No, Karen, I'm not kidding you. There's simply no evidence that the average author website has any appreciable effect on book sales. If there was, every publisher would be all over its authors to set up websites--or the publishers would do it themselves. But all we're hearing from publishers is that websites might be a good idea, they might help sales.

Might. So I don't see any reason to drag authors kicking and screaming to the internet when they'd rather spend that time on other promotional activities or writing more books. That you and a handful of other people (like me) have bought books after discovering authors' blogs and websites is anecdotal evidence because we're regular blog readers. Try asking the general public if the internet has a strong influence on their bookbuying habits.

The line I write for sells hugely at WalMart, probably most often as impulse buys. So if I wanted to sell lots of books, the thing to do would be to get offline and write more so I could have a book out more often. I am quite serious.

LauraB, I've published one book. It's not exactly big news that my name is not a household word.

Anonymous said...

It is in this household, and no I'm not your sis.

Anonymous said...

It is in THIS household as well. And yes, I am your sister. True, I only read your book because I love you. But it was really good, so THEN I passed it along to others...even bought about 25 copies to share. Trust me, your name is in all of those households. (although, now I am tired of them asking when they will be able to get your next book...what about ME?...what about MY needs?)



Small Blue Thing said...

Paul Auster said that we write just for need, as we breath. Maybe a blog is, for us writers, a sort of oxygen ball between "working" writings.

Blue Thing

Anonymous said...

KarenS & LauraB,

I just wanted to chip in and say I agree with you both. Evidence might not indicate it, but for me that is the case. Since I started browsing the internet 12 years back, almost all of the new authors that I have read were courtesy of the net. I've discovered SEP, Crusie, Robb/Roberts, Balogh, Beverley, Kleypas, Loretta Chase, Evanovich, Gabaldon and others through blogs, messageboards and review sites. And what fun it was to know that this or that author has a long backlist that I can get my hand on, again courtesy of used books being sold on the net. Pretty expensive habit though - like bidding US$25.00 each for a worn paperback copy of Jo Beverley's book only to have it reprinted 3 years later - but who cares. I'm particularly thankful to the extremely talented writer Jo Beverley for suggesting to her readers to try another extremely talented writer, Mary Balogh. I can't thank her enough.

Not only that, but the author's blogs have helped me buy their new releases right away even though it's on that dreaded and clunky hardback. Normally, I would wait for the paperback. But when a new hardback book comes out and I read the comments about it and get caught up in the current excitement, I just have to get my hands on it right away. I usually end up buying both versions because I really like to keep rereading my favorite book and bringing it with me. A paperback is just easier and lighter.

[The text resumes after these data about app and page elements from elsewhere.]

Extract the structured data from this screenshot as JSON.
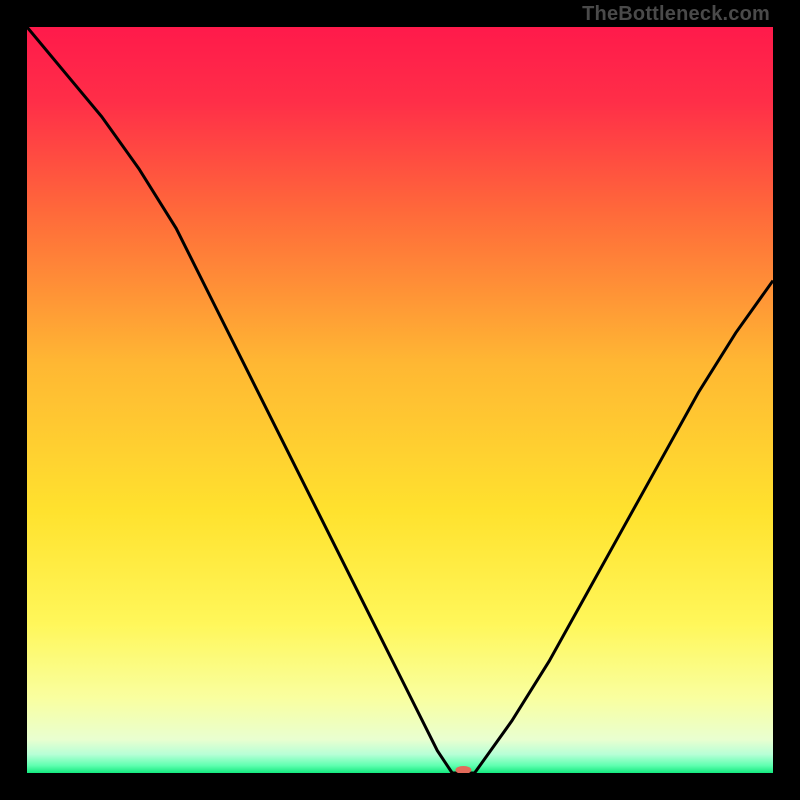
{
  "watermark": "TheBottleneck.com",
  "chart_data": {
    "type": "line",
    "title": "",
    "xlabel": "",
    "ylabel": "",
    "xlim": [
      0,
      100
    ],
    "ylim": [
      0,
      100
    ],
    "x": [
      0,
      5,
      10,
      15,
      20,
      25,
      30,
      35,
      40,
      45,
      50,
      55,
      57,
      60,
      65,
      70,
      75,
      80,
      85,
      90,
      95,
      100
    ],
    "values": [
      100,
      94,
      88,
      81,
      73,
      63,
      53,
      43,
      33,
      23,
      13,
      3,
      0,
      0,
      7,
      15,
      24,
      33,
      42,
      51,
      59,
      66
    ],
    "marker": {
      "x": 58.5,
      "y": 0,
      "color": "#e26a5a",
      "rx": 8,
      "ry": 4
    },
    "annotations": []
  },
  "gradient_stops": [
    {
      "offset": 0.0,
      "color": "#ff1a4b"
    },
    {
      "offset": 0.1,
      "color": "#ff2e48"
    },
    {
      "offset": 0.25,
      "color": "#ff6a3a"
    },
    {
      "offset": 0.45,
      "color": "#ffb733"
    },
    {
      "offset": 0.65,
      "color": "#ffe22e"
    },
    {
      "offset": 0.8,
      "color": "#fff75a"
    },
    {
      "offset": 0.9,
      "color": "#f9ffa0"
    },
    {
      "offset": 0.955,
      "color": "#e9ffd0"
    },
    {
      "offset": 0.975,
      "color": "#b7ffd6"
    },
    {
      "offset": 0.99,
      "color": "#5fffb0"
    },
    {
      "offset": 1.0,
      "color": "#13e97e"
    }
  ]
}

Heather Diane Tipton said...

LOL Brenda, I soooo love coming and reading the comments you get. (your reaction to them is also a fav ;-) )

And as to your name being a household word... it is in mine. And you will get more than one book out there... and everyone will be saying Catherine who? ;-)

Brenda Coulter said...

Heather, I've long said that the comments are way more interesting than the posts around here. You people make blogging a real hoot.

My sister bought 25 books? Wow. I probably should be a lot nicer to her.